In our post-9/11 world, the laws of aviation are under intense scrutiny. From torts law and victim compensation to passenger screening, pilots with guns, and international aviation agreements, the practice of aviation law is burgeoning.
The book, AVIATION LAWS: Cases, Laws, and Related Sources, fills a gap in legal literature. It is directed to both practicing lawyers and to law students. The book introduces all the major areas of air law: International air law regime, crimes involving aircraft, economic regulation of domestic and international air carriage, litigation management, domestic and international liability regimes, governmental immunity from liability, airport law, airline travel restrictions, airport law, insurance, NTSB accident investigation, aircraft financing, FAA regulation of air safety, and airline labor relations. These subjects are presented not only in explanatory text, but also in cases and related source materials. The most important texts are annexed.
The authors, Professors Larsen and Gillick, have regularly taught the course in Air Law at Georgetown University Law Center for more than 30 years. They have long time hands-on experience at the Department of Transportation and in private practice. Professor Sweeney, John D. Calamari Distinguished Professor of Law, has taught the course at Fordham University Law School for 30 years. He also has extensive transportation practice background.
Classroom adoption: $85/copy for 10 or more copies.
Student Edition : 1–57105–340-9, $95/copy
Published under the Transnational Publishers imprint.
In "Aviation Law," the authors, three experts in transportation law, provide the aviation law bar with a tool to make life a little easier and more pleasant. . . . The reader, whether a first-year law student or salty senior partner, receives a good dose of not only black-letter law but also a listing of primary source materials and key case reviews and citations. I have more than 35 years of aviation law experience and yet have already consulted the copy of "Aviation Law" in the Department of Transportation’s law library several times to refresh my memory about the nuances of aviation law. You’ll learn something from the book even if you think you know it all. . . . "Aviation Law" is a handy, up-to-date desk reference—a must read! - Diedrich, Bernard F. Review of Aviation Law: Cases, Laws and Related Sources, by Paul B. Larsen, Joseph C. Sweeney, and John E. Gillick. Journal of Air Law and Commerce, Volume 72, Number 3 (Summer 2007).
Table of contents

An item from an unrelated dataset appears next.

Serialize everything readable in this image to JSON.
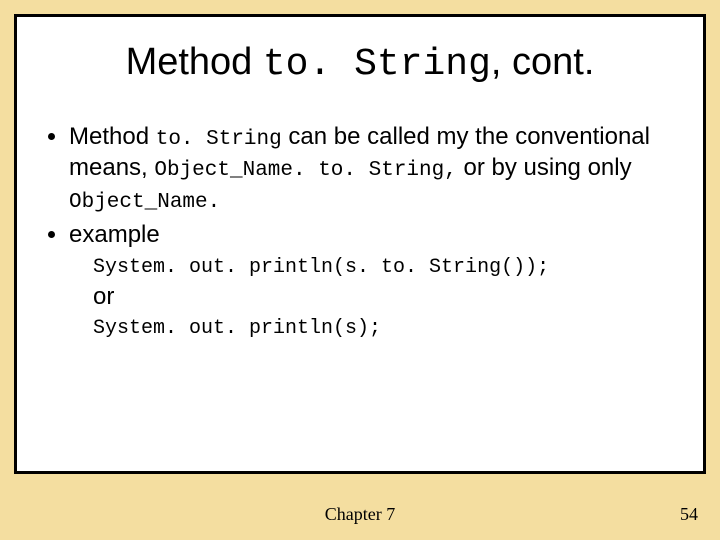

Preface; Acknowledgments; Introduction: Evolution of the Aviation Industry; Chapter 1: International Law of Air Operations; Chapter 2: Crimes Involving Aircraft; Chapter 3: Economic Regulation of Domestic Aviation; Chapter 4: Economic Regulation of International Aviation; Chapter 5: Carrier Liability to Passengers: International Flights; Chapter 6: Domestic Tickets and Non-International Flights Chapter 7: Aircraft Manufacturers’ Product Liability; Chapter 8: Air Carrier Liability for Cargo Damage; Chapter 9: Litigation Management; Chapter 10: Homeland Security and Airline Travel Restrictions; Chapter 11: Airport Law; Chapter 12: Aviation Insurance; Chapter 13: National Transportation Safety Board (NTSB); Chapter 14: Governmental Immunity from Liability for Torts; Chapter 15: Aircraft Ownership and Financing; Chapter 16: The Federal Aviation Administration; Chapter 17: Airline Labor Relations; Index;